Most species-specific conservation efforts require estimates of population size to establish priorities and to
monitor management activities. Yet obtaining reliable estimates of animal populations is often difficult, especially
given time and funding limitations experienced by
many research programmes. Consequently, there is a
great need for practical methods to provide indices of
animal density. Ideally, accurate estimates of populations
would be obtained through mark-recapture data
collected from recognizable individuals over multiple
censuses that cover the entire population range. Such
data are rarely available, so conservation biologists have
no alternative but to resort to analyses of less perfect
data, ranging from permanent-point censuses from cameras
through to transect data on sightings and spoor
encounters. The importance of census and monitoring
data makes the development, and validation, of new
techniques a priority. Because we do not live in a perfect
world, there is a need to develop methods that can
give an estimate of population sizes. It would be naïve
to assume that these will give hugely accurate estimates
of population size, but these techniques can prove useful
in identifying areas that are likely to benefit from
We present a case study of the use of simulation modelling to develop and test strategies for managing populations under uncertainty. Strategies that meet a stock conservation criterion under a base case scenario are subjected to a set of robustness trials, including biased and highly variable abundance estimates and poaching. Strategy performance is assessed with respect to a conservation criterion, the revenues achieved and their variability. Strategies that harvest heavily, even when the population is apparently very large, perform badly in the robustness trials. Setting a threshold below which harvesting does not take place, and above which all individuals are harvested, does not provide effective protection against over-harvesting. Strategies that rely on population growth rates rather than estimates of population size are more robust to biased estimates. The strategies that are most robust to uncertainty are simple, involving harvesting a relatively small proportion of the population each year. The simulation modelling approach to exploring harvesting strategies is suggested as a useful tool for the assessment of the performance of competing strategies under uncertainty.
The monitoring and management of species depends on reliable population estimates, and this can be both difficult and very costly for cryptic large vertebrates that live in forested habitats. Recently developed camera trapping techniques have already been shown to be an effective means of making mark-recapture estimates of individually identifiable animals (e.g. tigers). Camera traps also provide a new method for surveying animal abundance. Through computer simulations, and an analysis of the rates of camera trap capture from 19 studies of tigers across the species' range, we show that the number of camera days/tiger photograph correlates with independent estimates of tiger density. This statistic does not rely on individual identity and is particularly useful for estimating the population density of species that are not individually identifiable. Finally, we used the comparison between observed trapping rates and the computer simulations to estimate the minimum effort required to determine that tigers,

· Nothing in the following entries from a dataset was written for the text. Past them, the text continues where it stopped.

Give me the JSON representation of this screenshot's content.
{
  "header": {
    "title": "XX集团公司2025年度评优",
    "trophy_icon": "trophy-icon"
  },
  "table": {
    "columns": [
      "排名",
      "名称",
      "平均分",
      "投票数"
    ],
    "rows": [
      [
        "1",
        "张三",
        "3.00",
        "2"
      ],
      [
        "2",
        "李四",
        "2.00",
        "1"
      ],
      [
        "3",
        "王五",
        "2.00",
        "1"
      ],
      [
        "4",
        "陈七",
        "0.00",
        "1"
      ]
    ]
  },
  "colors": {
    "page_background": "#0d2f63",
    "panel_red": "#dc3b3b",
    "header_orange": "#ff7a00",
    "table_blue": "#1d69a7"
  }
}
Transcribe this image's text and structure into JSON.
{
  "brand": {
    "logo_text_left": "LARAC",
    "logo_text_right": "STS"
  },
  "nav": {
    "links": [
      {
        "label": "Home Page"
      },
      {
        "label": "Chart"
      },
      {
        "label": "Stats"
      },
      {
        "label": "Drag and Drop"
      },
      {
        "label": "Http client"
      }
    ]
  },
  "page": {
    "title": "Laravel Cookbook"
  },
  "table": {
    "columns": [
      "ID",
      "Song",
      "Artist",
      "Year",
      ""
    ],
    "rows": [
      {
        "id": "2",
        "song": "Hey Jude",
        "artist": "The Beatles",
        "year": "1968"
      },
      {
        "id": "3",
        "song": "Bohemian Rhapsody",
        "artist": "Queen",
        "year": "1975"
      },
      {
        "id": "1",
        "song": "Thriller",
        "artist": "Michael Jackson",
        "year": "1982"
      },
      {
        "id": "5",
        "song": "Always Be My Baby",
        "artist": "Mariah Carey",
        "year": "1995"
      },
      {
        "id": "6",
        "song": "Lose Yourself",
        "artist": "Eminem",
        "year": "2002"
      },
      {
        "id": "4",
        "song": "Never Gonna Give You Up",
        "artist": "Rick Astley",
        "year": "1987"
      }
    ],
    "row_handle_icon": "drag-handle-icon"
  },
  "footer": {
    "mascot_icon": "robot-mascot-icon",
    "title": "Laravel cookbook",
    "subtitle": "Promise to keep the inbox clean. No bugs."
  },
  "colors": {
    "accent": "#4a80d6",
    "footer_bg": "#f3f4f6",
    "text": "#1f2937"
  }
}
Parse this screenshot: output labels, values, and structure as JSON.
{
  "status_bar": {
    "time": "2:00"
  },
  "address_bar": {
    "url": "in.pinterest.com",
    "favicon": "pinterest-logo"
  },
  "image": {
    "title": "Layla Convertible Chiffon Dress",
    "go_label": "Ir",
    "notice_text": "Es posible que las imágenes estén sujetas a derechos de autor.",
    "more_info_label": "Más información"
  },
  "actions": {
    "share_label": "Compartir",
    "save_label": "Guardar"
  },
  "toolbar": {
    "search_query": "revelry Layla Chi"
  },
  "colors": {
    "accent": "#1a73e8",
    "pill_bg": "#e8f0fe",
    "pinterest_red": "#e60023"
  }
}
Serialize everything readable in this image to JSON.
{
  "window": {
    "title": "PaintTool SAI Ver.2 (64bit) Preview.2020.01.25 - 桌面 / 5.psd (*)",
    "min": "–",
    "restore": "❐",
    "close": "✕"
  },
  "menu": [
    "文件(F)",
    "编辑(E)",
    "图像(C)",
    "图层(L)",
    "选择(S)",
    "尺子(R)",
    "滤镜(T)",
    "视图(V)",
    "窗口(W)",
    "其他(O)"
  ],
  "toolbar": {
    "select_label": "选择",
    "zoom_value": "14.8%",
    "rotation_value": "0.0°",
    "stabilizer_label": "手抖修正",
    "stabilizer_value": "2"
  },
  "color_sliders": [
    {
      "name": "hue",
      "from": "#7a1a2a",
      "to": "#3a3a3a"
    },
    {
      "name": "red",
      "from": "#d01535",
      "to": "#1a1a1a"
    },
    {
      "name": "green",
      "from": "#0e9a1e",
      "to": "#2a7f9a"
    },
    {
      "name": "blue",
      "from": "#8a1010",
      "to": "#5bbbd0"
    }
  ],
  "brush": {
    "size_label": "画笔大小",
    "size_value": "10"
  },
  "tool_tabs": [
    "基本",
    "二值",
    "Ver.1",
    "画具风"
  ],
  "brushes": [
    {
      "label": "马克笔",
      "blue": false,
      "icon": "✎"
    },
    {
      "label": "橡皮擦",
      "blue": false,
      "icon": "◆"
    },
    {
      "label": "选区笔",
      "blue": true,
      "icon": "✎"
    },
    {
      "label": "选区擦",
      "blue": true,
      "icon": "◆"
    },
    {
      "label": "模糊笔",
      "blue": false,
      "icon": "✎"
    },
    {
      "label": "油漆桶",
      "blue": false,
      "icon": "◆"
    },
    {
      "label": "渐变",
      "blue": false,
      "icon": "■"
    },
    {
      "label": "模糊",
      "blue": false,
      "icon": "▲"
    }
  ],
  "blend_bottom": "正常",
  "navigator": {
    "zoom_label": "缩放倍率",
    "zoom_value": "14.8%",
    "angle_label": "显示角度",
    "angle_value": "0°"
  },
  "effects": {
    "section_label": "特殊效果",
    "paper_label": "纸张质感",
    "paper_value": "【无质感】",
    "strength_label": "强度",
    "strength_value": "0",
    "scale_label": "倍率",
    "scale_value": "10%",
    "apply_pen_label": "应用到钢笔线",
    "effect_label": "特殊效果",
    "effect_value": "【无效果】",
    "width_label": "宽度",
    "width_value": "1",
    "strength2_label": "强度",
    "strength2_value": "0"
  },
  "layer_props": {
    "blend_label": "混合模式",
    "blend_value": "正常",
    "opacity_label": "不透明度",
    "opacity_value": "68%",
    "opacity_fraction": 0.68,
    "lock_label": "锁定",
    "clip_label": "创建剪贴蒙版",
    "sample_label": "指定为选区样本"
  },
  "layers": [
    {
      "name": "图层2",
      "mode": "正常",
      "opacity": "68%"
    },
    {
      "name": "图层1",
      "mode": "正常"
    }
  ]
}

or other species, do not exist in an area, a measure that is critical for conservation planning.